Control-arm length and position are also important factors. The short-arm versus long-arm suspension debate is always a hot topic in the Jeep world, and I stand by longer is better for most. If you have a Jeep Wrangler TJ (’97-’06) and it is lifted more than two inches, a long-arm upgrade is well worth investing in. Sure, you can make the stock-length arms work at taller heights, but the steep angle of the control arms tends to create terrible handling, a rough ride, and most four-inch and above short-arm lifts leave you little-to-no downtravel. The ’07-current Wrangler JK is fitted with much longer arms from the factory, which means you can get away with more lift and suspension travel without all of the negative handling effects experienced with the previous-generation TJ. Ultimately, I like long arms, and found that it’s one of the most worthwhile upgrades you can make.
Like Cappa, I am a big advocate for low-slung 4x4s. One of the biggest challenges with a low lift and big tire 4x4 can be controlling the suspension’s uptravel. Bumpstops are a relatively inexpensive way to prevent damage and keep your rig low. Yes, there are some expensive nitrogen-charged bumpstops, and if you are going fast off-road, they are worth the investment. For most trail wheelers, a basic poly or factory-style foam bumpstop can work well to keep your axle in check and tires from crumpling your body. The bumpstops will also save your shocks and springs in the long run.

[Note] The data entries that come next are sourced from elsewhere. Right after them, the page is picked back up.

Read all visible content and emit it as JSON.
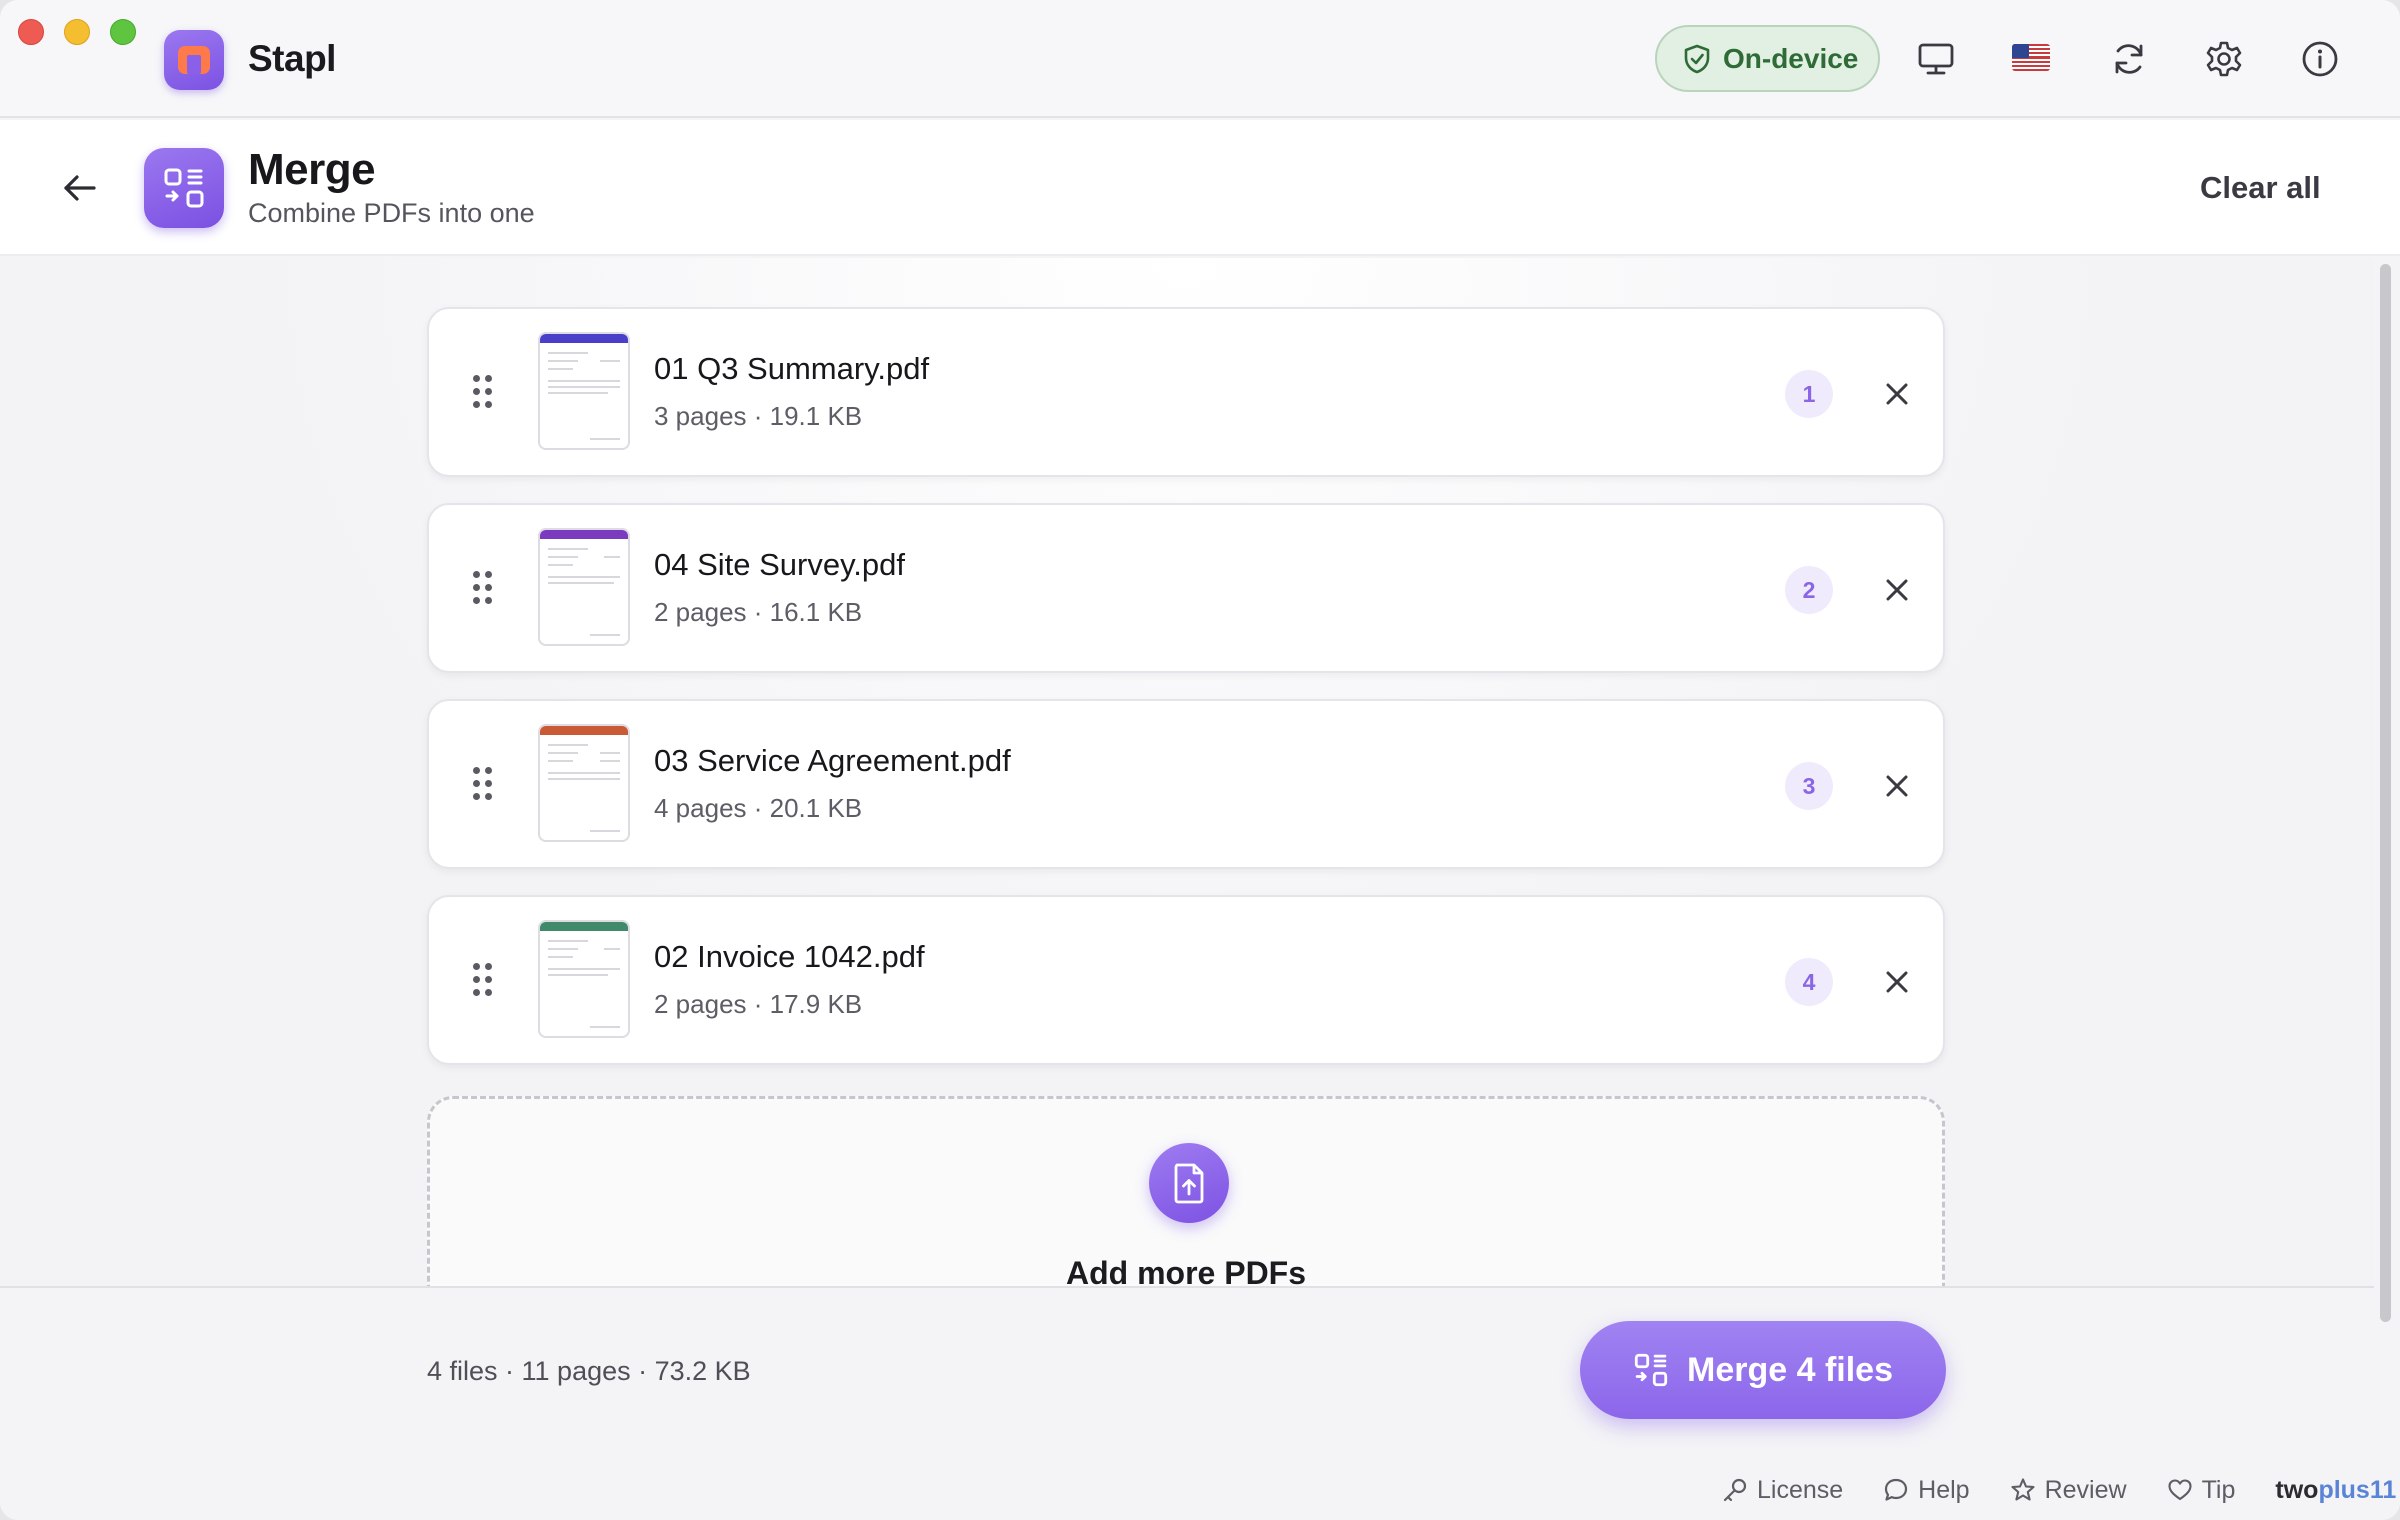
{
  "app": {
    "name": "Stapl",
    "status_badge": "On-device"
  },
  "header": {
    "title": "Merge",
    "subtitle": "Combine PDFs into one",
    "clear_all": "Clear all"
  },
  "files": [
    {
      "name": "01 Q3 Summary.pdf",
      "meta": "3 pages · 19.1 KB",
      "order": "1",
      "accent": "#4a3fc9"
    },
    {
      "name": "04 Site Survey.pdf",
      "meta": "2 pages · 16.1 KB",
      "order": "2",
      "accent": "#7a3bbf"
    },
    {
      "name": "03 Service Agreement.pdf",
      "meta": "4 pages · 20.1 KB",
      "order": "3",
      "accent": "#c95a35"
    },
    {
      "name": "02 Invoice 1042.pdf",
      "meta": "2 pages · 17.9 KB",
      "order": "4",
      "accent": "#3f8a6a"
    }
  ],
  "dropzone": {
    "label": "Add more PDFs"
  },
  "footer": {
    "summary": "4 files · 11 pages · 73.2 KB",
    "merge_button": "Merge 4 files",
    "links": {
      "license": "License",
      "help": "Help",
      "review": "Review",
      "tip": "Tip"
    },
    "brand_part1": "two",
    "brand_part2": "plus11"
  },
  "colors": {
    "accent": "#8c66ea",
    "on_device_green": "#2f6b37"
  },
  "icons": {
    "toolbar": [
      "display-icon",
      "us-flag-icon",
      "refresh-icon",
      "settings-gear-icon",
      "info-icon"
    ],
    "shield": "shield-check-icon",
    "upload": "file-upload-icon"
  }
}
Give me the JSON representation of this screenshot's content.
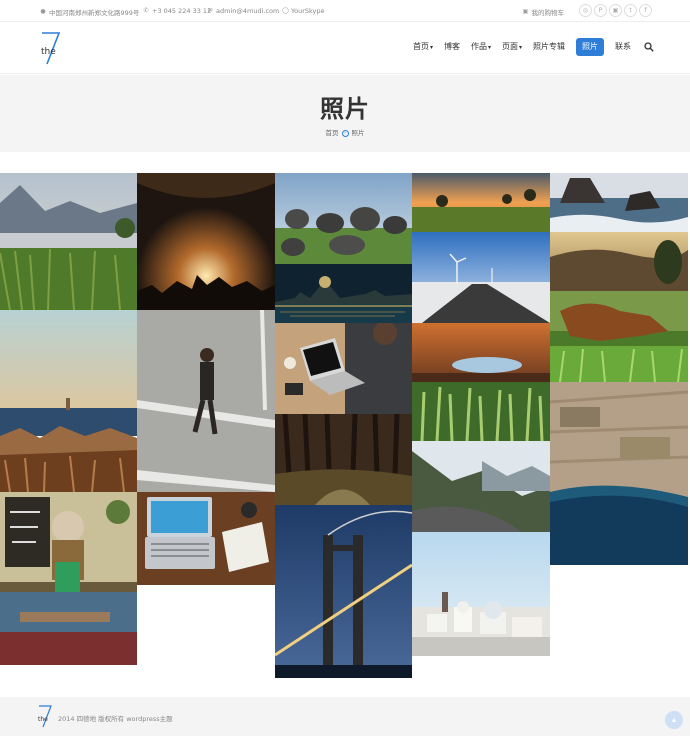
{
  "topbar": {
    "address": "中国河南郑州新郑文化路999号",
    "phone": "+3 045 224 33 12",
    "email": "admin@4mudi.com",
    "skype": "YourSkype",
    "cart": "我的购物车",
    "social_icons": [
      "dribbble-icon",
      "pinterest-icon",
      "instagram-icon",
      "twitter-icon",
      "facebook-icon"
    ]
  },
  "header": {
    "logo_text": "the",
    "nav": [
      {
        "label": "首页",
        "dropdown": true
      },
      {
        "label": "博客",
        "dropdown": false
      },
      {
        "label": "作品",
        "dropdown": true
      },
      {
        "label": "页面",
        "dropdown": true
      },
      {
        "label": "照片专辑",
        "dropdown": false
      },
      {
        "label": "照片",
        "dropdown": false,
        "active": true
      },
      {
        "label": "联系",
        "dropdown": false
      }
    ]
  },
  "title": {
    "heading": "照片",
    "breadcrumb_home": "首页",
    "breadcrumb_current": "照片"
  },
  "gallery": {
    "photos": [
      "lake-reeds",
      "concert-crowd",
      "stones-field",
      "sunset-trees",
      "coast-waves",
      "hills-tree",
      "city-night",
      "wind-turbine-road",
      "dog-grass",
      "sea-breakwater",
      "man-walking",
      "laptop-coffee",
      "sunset-puddle",
      "wheat-field",
      "aerial-coast",
      "forest-path",
      "mountain-road",
      "cafe-sign",
      "desk-laptop",
      "bridge-night",
      "white-village"
    ]
  },
  "footer": {
    "logo_text": "the",
    "copyright": "2014 四德地 版权所有 wordpress主题"
  },
  "colors": {
    "accent": "#2e7ed8",
    "band": "#f4f4f4"
  }
}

If it’s a trail-only rig, the first suspension item to be removed completely is the front sway bar. You would be amazed at how much better your 4x4 will ride and perform off-road, just by disconnecting the sway-bar links. On a daily-driven rig, I suggest going with a set of sway bar disconnects, as the on-road benefits of a sway bar tend to be worth keeping it in place. If your vehicle happens to have a rear sway bar, I suggest leaving it on at all times. Rear sway bars tend to be more flexible and will actually add stability off-road without reducing travel significantly.
I grew up wheeling pickups, and found over the years that one of my favorite setups is a leaf-spring rear with links and coils or coilovers upfront. So long as you don’t go with an overly arched or soft spring, you can get ample performance out of a set of leaf springs and retain most of the payload capacity of the truck. On my old ’97 Ford Ranger project I went with stock Jeep Cherokee XJ coils upfront and Skyjacker leafs in the rear. The cost-effective setup on the Ranger project worked great and was very predictable off-road. Going with radius arms up front will make converting to a solid-axle on a mini-truck easier. When using radius arms, I like to limit the travel of the axle. Using limit straps will help to reduce the binding issues commonly faced with radius-style control arms and high articulation.